Practice saying “no” with a clear mind and conscience, trusting your own sense of where you most need to be allocating your energy. The more effectively you are able to let go of the lower priorities, the more you can invest your energy into taking on new challenges and bringing your best self to the world.
Recognize that your choices are not permanent. You may need to let go of a commitment you have made. You may decide to say yes to an opportunity you weren’t able to pursue before. You may have a shift in your priorities or values, or a significant reduction in your available energy, that requires you to make significant adjustments to your life. These adjustments require thought, care, and potentially difficult conversations, but they are part of living in alignment with yourself.
How does your body feel when you say a sincere and solid “yes” to a new opportunity? What space has opened up in your life when you have said no? What are some of the situations you’ve encountered where you drew on your priorities to do decide which path to take? What ?
I always find it helpful to look for role models—people who are particularly good at using one of the resilience muscles. When I think about Priorities, my role models tend to be people who make space for activities—such as writing, creative arts, or music practice—that require uninterrupted periods of time. This calls on them to set boundaries around particular hours, days, and even months and years, dedicating consistent energy to bringing their unique voices into the world.
Who are some of your role models for priorities? What inspires you about what they do? How might you try some of their strategies in your own life? What tough choices have you seen others make to stay aligned with their own values?
What would you like to do with your energy? Are there particular challenges you have taken on, or aspire to take on that require you to protect your energy?
Thanks for reading Prosilience! Subscribe here to receive new posts every other week.
Strengthening Your Priorities
Here are some small moves you can make to stretch this muscle and bring it more confidently into your daily decisions.
Take a few minutes in the morning to think about the most important things you want to accomplish during the day.
Keep a notebook where you can capture thoughts about your own values, priorities, and goals—sometimes just writing things down makes them clearer.
Practice saying “no” to small things in ways that are polite but firm.
When a new energy demand, request, or opportunity arises, ask for a little time to think about it before you make a commitment.
Think back over the past week or month, and the ways you have spent your time. What do you wish you’d done more of? Less of? What one small step could you take to use your energy in ways that are better aligned with your values?
Our physical, mental, emotional, and spiritual energy fuels our resilience. When we are able to direct that energy toward the things that are most important, and to remain focused on our core values and priorities in times of uncertainty and turbulence, we have more resources available to help us move through challenging times. By taking time to clarify your values and goals, accurately evaluating your available energy and the impact of the choices you make, paying attention to both “yes” and “no,” identifying role models, and taking small steps to flex and strengthen your Priorities muscle, you will have more energy to work towards higher levels of effectiveness and well-being—bringing your best self into the world.

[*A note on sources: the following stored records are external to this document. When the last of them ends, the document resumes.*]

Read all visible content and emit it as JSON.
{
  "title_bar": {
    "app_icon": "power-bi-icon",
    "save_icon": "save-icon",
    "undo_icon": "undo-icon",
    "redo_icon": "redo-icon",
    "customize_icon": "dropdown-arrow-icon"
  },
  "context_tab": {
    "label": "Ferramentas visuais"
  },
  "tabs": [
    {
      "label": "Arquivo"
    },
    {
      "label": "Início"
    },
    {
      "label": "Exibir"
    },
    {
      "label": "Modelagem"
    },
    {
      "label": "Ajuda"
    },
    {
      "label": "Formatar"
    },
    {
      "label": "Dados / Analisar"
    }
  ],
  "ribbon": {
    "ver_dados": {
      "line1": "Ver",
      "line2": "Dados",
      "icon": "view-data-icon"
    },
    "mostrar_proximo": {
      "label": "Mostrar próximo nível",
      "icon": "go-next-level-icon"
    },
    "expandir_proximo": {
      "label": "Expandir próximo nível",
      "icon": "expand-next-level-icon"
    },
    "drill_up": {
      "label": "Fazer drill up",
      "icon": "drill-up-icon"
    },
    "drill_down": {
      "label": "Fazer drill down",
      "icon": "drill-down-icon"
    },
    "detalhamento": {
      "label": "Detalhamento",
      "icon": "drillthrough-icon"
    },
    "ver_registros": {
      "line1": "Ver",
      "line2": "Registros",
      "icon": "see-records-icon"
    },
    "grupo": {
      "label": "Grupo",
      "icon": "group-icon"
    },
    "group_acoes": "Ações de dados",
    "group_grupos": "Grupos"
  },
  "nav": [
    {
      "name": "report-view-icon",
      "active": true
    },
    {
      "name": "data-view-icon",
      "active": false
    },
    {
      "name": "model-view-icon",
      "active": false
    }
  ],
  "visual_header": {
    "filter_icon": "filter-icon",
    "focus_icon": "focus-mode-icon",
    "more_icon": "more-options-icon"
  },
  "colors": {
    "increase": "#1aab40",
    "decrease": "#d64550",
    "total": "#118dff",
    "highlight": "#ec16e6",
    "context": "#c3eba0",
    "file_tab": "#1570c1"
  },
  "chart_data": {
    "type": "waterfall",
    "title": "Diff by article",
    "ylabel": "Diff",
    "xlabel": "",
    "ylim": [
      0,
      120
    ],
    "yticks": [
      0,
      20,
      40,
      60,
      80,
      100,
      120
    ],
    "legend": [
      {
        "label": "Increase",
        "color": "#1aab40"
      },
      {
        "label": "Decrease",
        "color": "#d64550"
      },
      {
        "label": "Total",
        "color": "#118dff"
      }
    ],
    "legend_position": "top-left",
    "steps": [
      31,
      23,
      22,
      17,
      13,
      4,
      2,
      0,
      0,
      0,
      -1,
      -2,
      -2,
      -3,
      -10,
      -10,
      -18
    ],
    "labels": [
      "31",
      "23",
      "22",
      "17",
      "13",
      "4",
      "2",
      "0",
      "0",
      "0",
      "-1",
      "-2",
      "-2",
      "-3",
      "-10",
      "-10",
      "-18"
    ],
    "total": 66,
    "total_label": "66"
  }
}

I hope you’ve enjoyed this issue of the Prosilience newsletter. See you in a couple of weeks for the next installment.